The film also discussed the influence that Frazetta has had on the world of movies, literature and art. John Milius, Simon Bisley, Ralph Bakshi, Joe Jusko, Sylvester Stallone, George Lucas, Bernie Wrightson, Clint Eastwood, Michael Kaluta, Steven Spielberg, etc, have all been influenced by Frazetta.

And to compare Frazetta to Michelangelo and Da Vinci was valid. Frazetta is sometimes ignored by the Fine Art community because he is often regarded as an "illustrator". Well, in that case, so were all the past greats because they also illustrated books e.g. The Holy Bible. I think there is idle snobbery levelled at Frazetta because his subject matter usually depicts Fantasy scenes. Nevertheless, Frazetta does not need to prove himself to the Art critics because this man can paint with oils, water-colours, ink, he has produced prints and worked on canvas and also delivered stunning sculptures. A man of many talents then! Just like his fellow painters from the Renaissance period.

It was monumental to see how, after several strokes that left his right arm almost paralyzed, Frazetta taught himself to paint and draw with his left hand. What a great example he is to all of us.

I would have preferred this film to have run for six hours but I can't complain too much since they did cover many of the bases. Even the end credits proved to be fun. Laspina left a little clip after the film closed for the fans - we see Ralph Bakshi walking away from the Frazetta museum with a huge stolen canvas stuck under his shirt!

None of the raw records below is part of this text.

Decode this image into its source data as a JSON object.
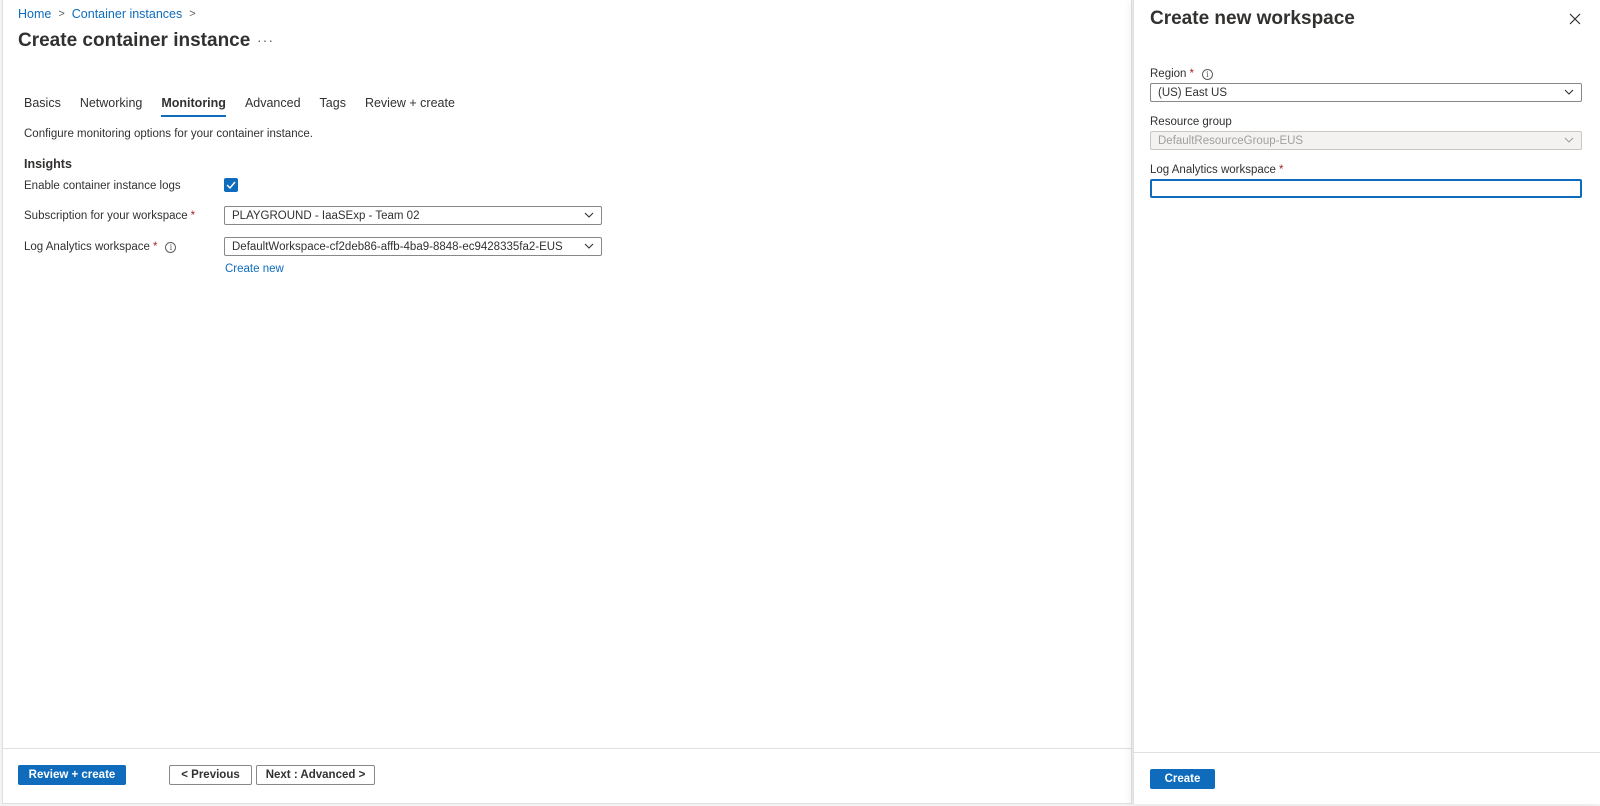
{
  "breadcrumb": {
    "home": "Home",
    "container_instances": "Container instances"
  },
  "page": {
    "title": "Create container instance",
    "more": "···"
  },
  "tabs": [
    {
      "label": "Basics",
      "active": false
    },
    {
      "label": "Networking",
      "active": false
    },
    {
      "label": "Monitoring",
      "active": true
    },
    {
      "label": "Advanced",
      "active": false
    },
    {
      "label": "Tags",
      "active": false
    },
    {
      "label": "Review + create",
      "active": false
    }
  ],
  "monitoring": {
    "description": "Configure monitoring options for your container instance.",
    "section_heading": "Insights",
    "enable_logs_label": "Enable container instance logs",
    "enable_logs_checked": true,
    "subscription_label": "Subscription for your workspace",
    "subscription_value": "PLAYGROUND - IaaSExp - Team 02",
    "workspace_label": "Log Analytics workspace",
    "workspace_value": "DefaultWorkspace-cf2deb86-affb-4ba9-8848-ec9428335fa2-EUS",
    "create_new_link": "Create new",
    "required_mark": "*"
  },
  "footer": {
    "review_create": "Review + create",
    "previous": "< Previous",
    "next": "Next : Advanced >"
  },
  "panel": {
    "title": "Create new workspace",
    "region_label": "Region",
    "region_value": "(US) East US",
    "resource_group_label": "Resource group",
    "resource_group_value": "DefaultResourceGroup-EUS",
    "workspace_label": "Log Analytics workspace",
    "workspace_value": "",
    "create_button": "Create",
    "required_mark": "*"
  },
  "colors": {
    "accent": "#0f6cbd",
    "required": "#a4262c"
  }
}
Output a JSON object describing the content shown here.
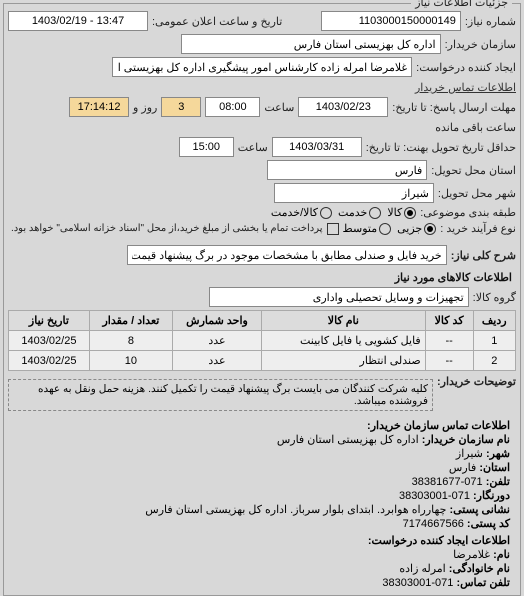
{
  "panel_title": "جزئیات اطلاعات نیاز",
  "row1": {
    "num_label": "شماره نیاز:",
    "num_value": "1103000150000149",
    "pub_label": "تاریخ و ساعت اعلان عمومی:",
    "pub_value": "13:47 - 1403/02/19"
  },
  "row2": {
    "buyer_label": "سازمان خریدار:",
    "buyer_value": "اداره کل بهزیستی استان فارس"
  },
  "row3": {
    "creator_label": "ایجاد کننده درخواست:",
    "creator_value": "غلامرضا امرله زاده کارشناس امور پیشگیری اداره کل بهزیستی استان فارس",
    "contact_link": "اطلاعات تماس خریدار"
  },
  "row4": {
    "deadline_label": "مهلت ارسال پاسخ: تا تاریخ:",
    "date_value": "1403/02/23",
    "time_label": "ساعت",
    "time_value": "08:00",
    "days_value": "3",
    "days_label": "روز و",
    "remain_value": "17:14:12",
    "remain_label": "ساعت باقی مانده"
  },
  "row5": {
    "delivery_label": "حداقل تاریخ تحویل بهنت: تا تاریخ:",
    "date_value": "1403/03/31",
    "time_label": "ساعت",
    "time_value": "15:00"
  },
  "row6": {
    "state_label": "استان محل تحویل:",
    "state_value": "فارس"
  },
  "row7": {
    "city_label": "شهر محل تحویل:",
    "city_value": "شیراز"
  },
  "row8": {
    "class_label": "طبقه بندی موضوعی:",
    "opt_kala": "کالا",
    "opt_khadamat": "خدمت",
    "opt_kala_khadamat": "کالا/خدمت"
  },
  "row9": {
    "proc_label": "نوع فرآیند خرید :",
    "opt_joz": "جزیی",
    "opt_mot": "متوسط",
    "pay_text": "پرداخت تمام یا بخشی از مبلغ خرید،از محل \"اسناد خزانه اسلامی\" خواهد بود."
  },
  "row10": {
    "desc_label": "شرح کلی نیاز:",
    "desc_value": "خرید فایل و صندلی مطابق با مشخصات موجود در برگ پیشنهاد قیمت"
  },
  "goods_title": "اطلاعات کالاهای مورد نیاز",
  "row11": {
    "group_label": "گروه کالا:",
    "group_value": "تجهیزات و وسایل تحصیلی واداری"
  },
  "table": {
    "headers": [
      "ردیف",
      "کد کالا",
      "نام کالا",
      "واحد شمارش",
      "تعداد / مقدار",
      "تاریخ نیاز"
    ],
    "rows": [
      {
        "idx": "1",
        "code": "--",
        "name": "فایل کشویی یا فایل کابینت",
        "unit": "عدد",
        "qty": "8",
        "date": "1403/02/25"
      },
      {
        "idx": "2",
        "code": "--",
        "name": "صندلی انتظار",
        "unit": "عدد",
        "qty": "10",
        "date": "1403/02/25"
      }
    ]
  },
  "buyer_notes": {
    "label": "توضیحات خریدار:",
    "text": "کلیه شرکت کنندگان می بایست برگ پیشنهاد قیمت را تکمیل کنند. هزینه حمل ونقل به عهده فروشنده میباشد."
  },
  "contact_block": {
    "title": "اطلاعات تماس سازمان خریدار:",
    "org_label": "نام سازمان خریدار:",
    "org": "اداره کل بهزیستی استان فارس",
    "city_label": "شهر:",
    "city": "شیراز",
    "state_label": "استان:",
    "state": "فارس",
    "phone_label": "تلفن:",
    "phone": "071-38381677",
    "fax_label": "دورنگار:",
    "fax": "071-38303001",
    "postal_label": "نشانی پستی:",
    "postal": "چهارراه هوابرد. ابتدای بلوار سرباز. اداره کل بهزیستی استان فارس",
    "pcode_label": "کد پستی:",
    "pcode": "7174667566"
  },
  "creator_block": {
    "title": "اطلاعات ایجاد کننده درخواست:",
    "fname_label": "نام:",
    "fname": "غلامرضا",
    "lname_label": "نام خانوادگی:",
    "lname": "امرله زاده",
    "phone_label": "تلفن تماس:",
    "phone": "071-38303001"
  }
}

All I now need to do is see the Special Edition of this documentary which contains a second disc of supplemental material where we see Frazetta drawing a panther and the picture gallery contained on the DVD is supposed to be brilliant.

Blue Underground should be congratulated for producing such a lovingly created package.

Highly Recommended.

4 of 5 people found this review helpful.  Was this review helpful to you? | Report this
Review this title | See all 8 user reviews »

Contribute to This Page

Stream Action and Adventure Titles With Prime Video

Explore popular action and adventure titles available to stream with Prime Video.

Start your free trial